Medicine

Pharyngula

Category archives for Medicine

On the importance of luck

That paper that proposed that most cancers were due to bad luck, that is, that they were a consequence of biological factors that could not be controlled, has been surprisingly controversial. I thought it was a fairly unsurprising paper that confirmed what we already suspected, but wow, the furious pushback has been something to behold.…

Cancer: bad genes or bad luck?

If there is one cause of cancer, it would be genetic damage to somatic cells. So all we have to do to cure cancer is prevent all genetic damage! That’s not a very useful prescription, unfortunately; it’s rather like saying that all we have to do to prevent accidental deaths is prohibit all potential causes…

Vaccines are good things

Maki Naro has put together a must-read primer on the basics of vaccination, in cartoon form, of course. Send it to all of your denialist friends and family!

A specular conundrum

Every year in my intro biology course, I try to do one discussion of bioethics. One lecture is not much, but this is a course where we try to introduce students to the history and philosophy of science, and I think it’s an important issue, so I try to squeeze in a little bit. So…

I have to admit that my first response to these reports out of Britain that stem cells had been successfully used to repair a complete spinal cord transection was skepticism — incredulity even. They’re reporting that a man with a completely severed spinal cord at level T10-T11 is able to walk again! The Guardian gushes!…

Another cancer quack

That atavistic cancer hypothesis is actually fueling the work of quacks: Orac has been getting threats from a Frank Arguello, who runs a crank cancer mill called “Atavistic Chemotherapy”. It’s amazing stuff. It goes on and on about how cancer represents a reversion to the old cell types of single-celled organisms, and how modern chemotherapy…

Vox Day, Scientist

The anti-vaxxers are excited. A recent paper, Measles-mumps-rubella vaccination timing and autism among young african american boys: a reanalysis of CDC data, claims that there is evidence that vaccinations cause autism. Only one problem: it’s a crappy paper. Orac has covered it to an Oracian level of detail, so let me give the short summary:…

Biology is a hard problem

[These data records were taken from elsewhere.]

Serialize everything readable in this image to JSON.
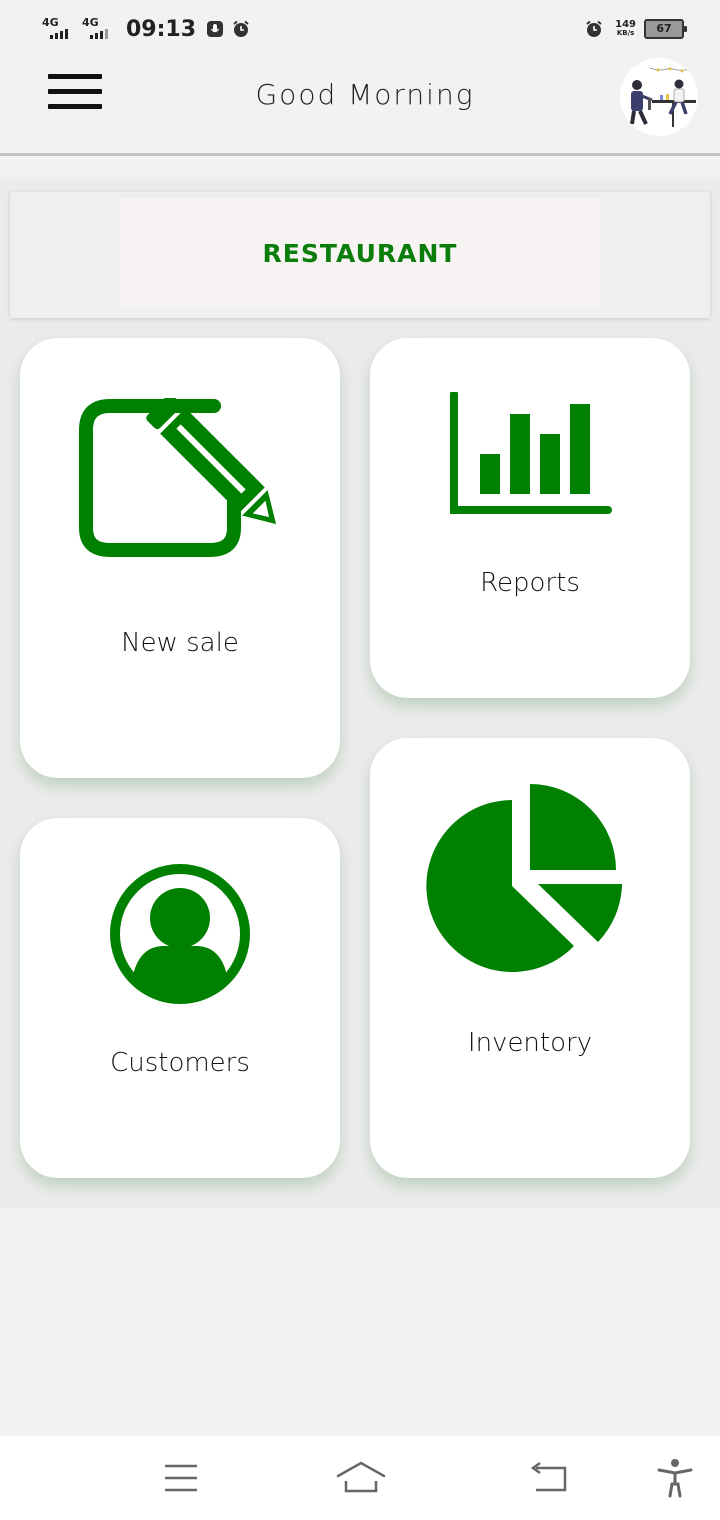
{
  "status_bar": {
    "network_1": "4G",
    "network_2": "4G",
    "time": "09:13",
    "speed_value": "149",
    "speed_unit": "KB/s",
    "battery": "67"
  },
  "header": {
    "greeting": "Good Morning",
    "menu_icon": "hamburger-menu-icon",
    "avatar": "restaurant-illustration-avatar"
  },
  "banner": {
    "title": "RESTAURANT"
  },
  "tiles": [
    {
      "label": "New sale",
      "icon": "edit-icon"
    },
    {
      "label": "Reports",
      "icon": "bar-chart-icon"
    },
    {
      "label": "Customers",
      "icon": "user-circle-icon"
    },
    {
      "label": "Inventory",
      "icon": "pie-chart-icon"
    }
  ],
  "colors": {
    "accent": "#008000",
    "background": "#f1f1f1",
    "card": "#ffffff"
  },
  "nav_bar": {
    "icons": [
      "menu-icon",
      "home-icon",
      "back-icon",
      "accessibility-icon"
    ]
  }
}
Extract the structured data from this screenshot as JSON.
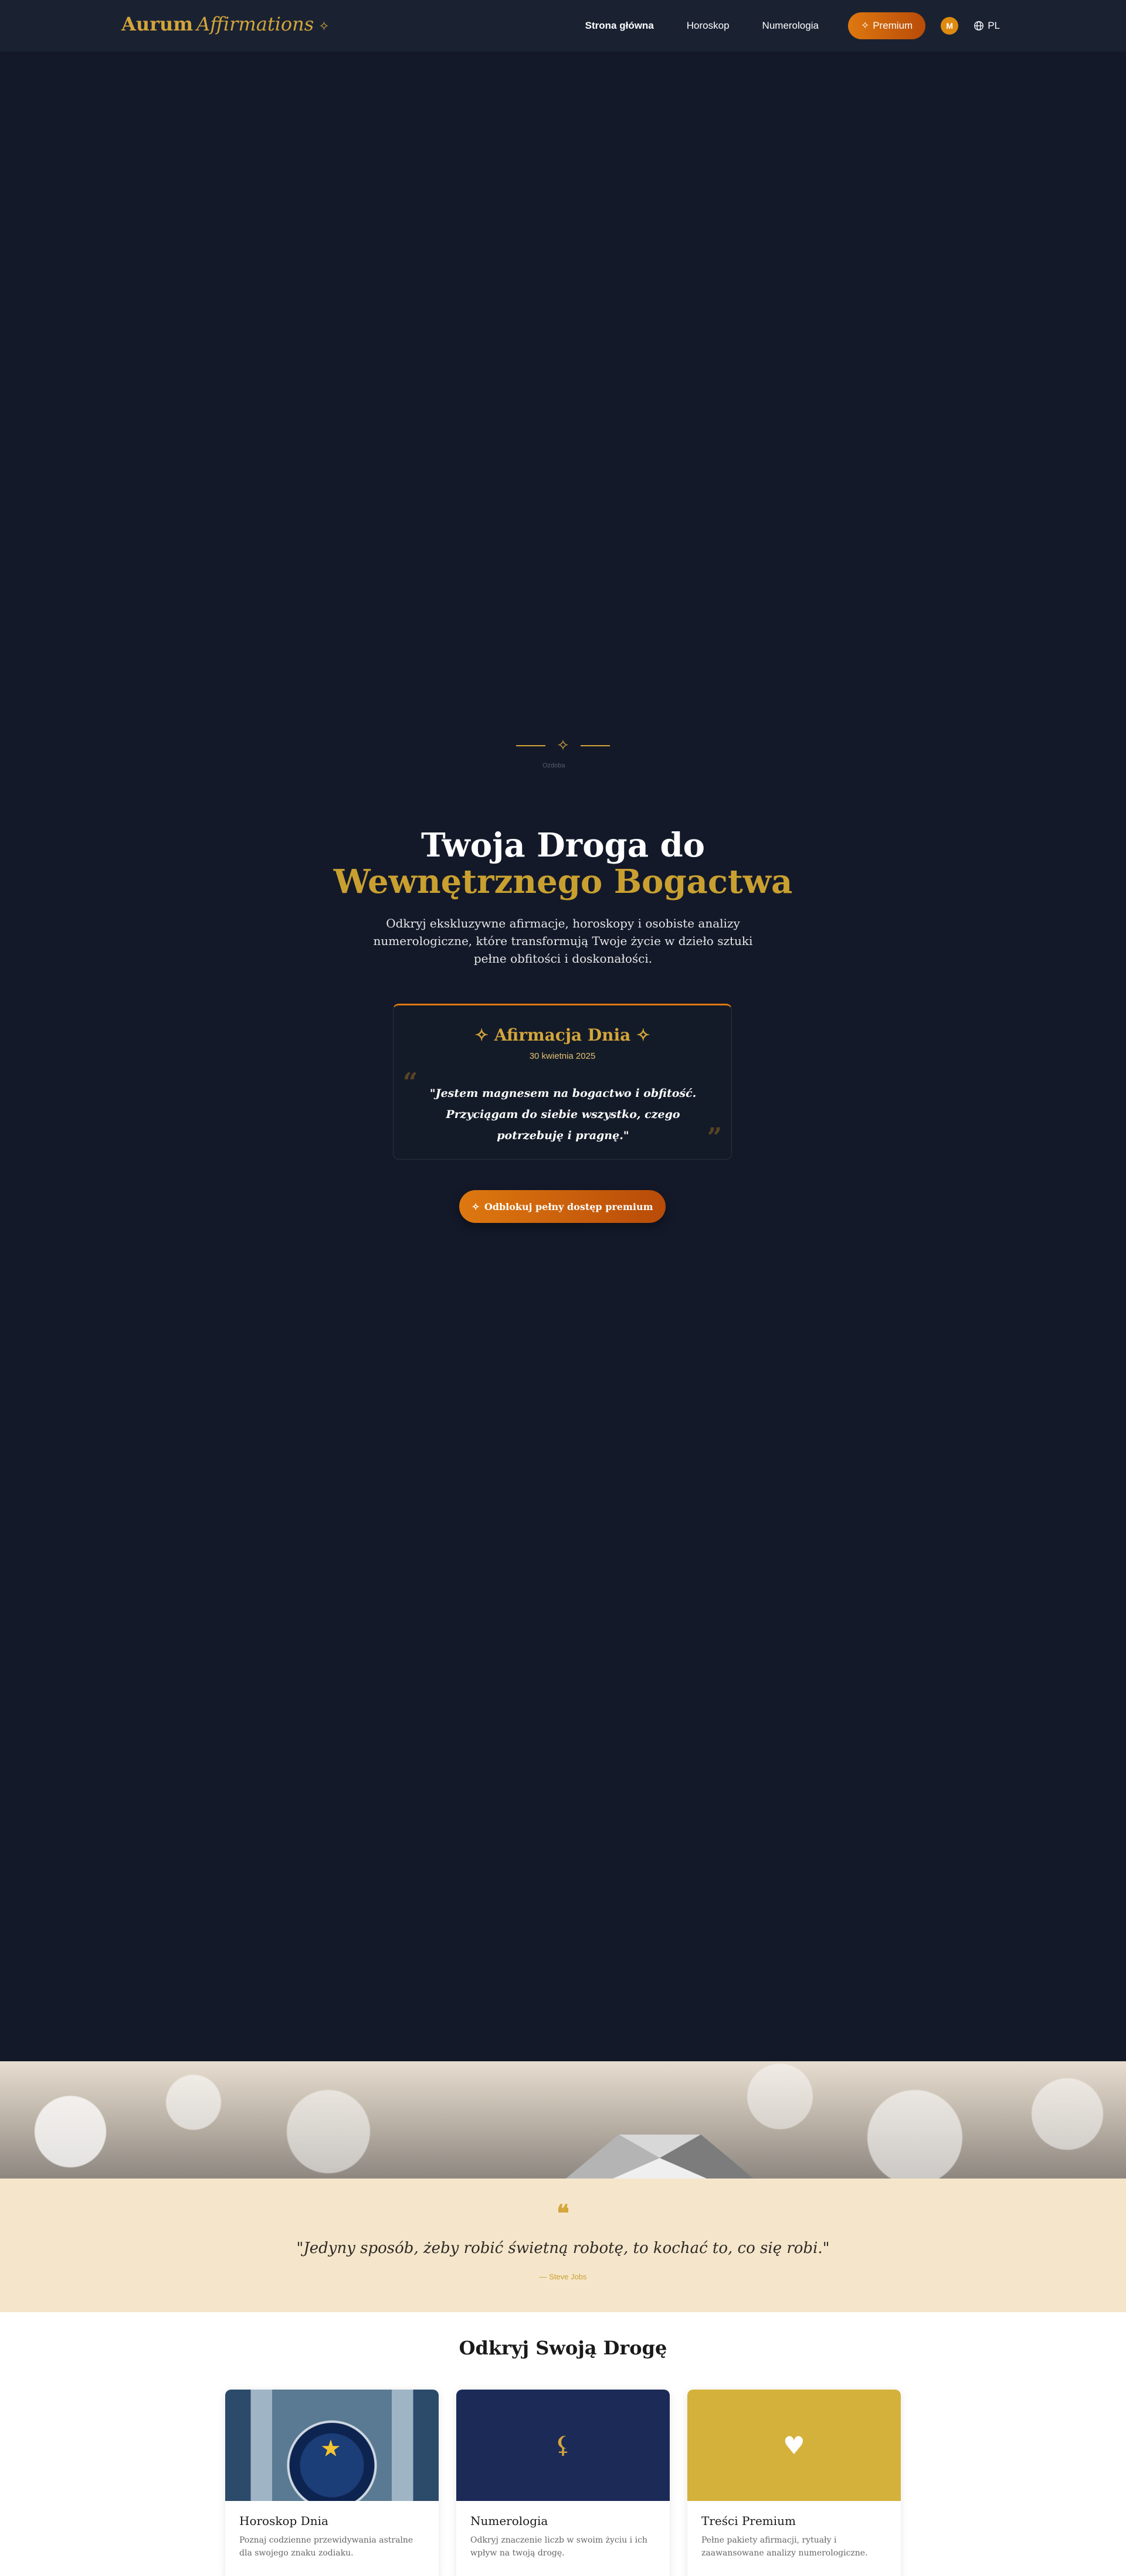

New genetic disorders pop up all the time — each one represents a child who may face incredible challenges, or even be doomed to death. A child named Bertrand exhibited some serious symptoms — profound developmental disabilities — shortly after he was born, and no one could figure out what was wrong with him. So…

This is an excellent piece on that quack, Dr Oz, by John Oliver. The first 5 minutes is spent mocking the fraud, but then, the last ten minutes are all about the real problem: the evisceration of the FDA’s regulatory power over supplements, thanks to Senators Hatch and Harkin. OK, there is a silly bit…

Mike Adams, blustering scoundrel

We all know about Mike Adams, notorious quack, conspiracy theorist, quantum dork, and raving nutball around here, right? If nothing else, you must have enjoyed Orac’s regular deconstruction of his nonsense. Jon Entine has published a profile of Mike Adams in Forbes magazine that distills all the lunacy down to a relatively concise summary. For…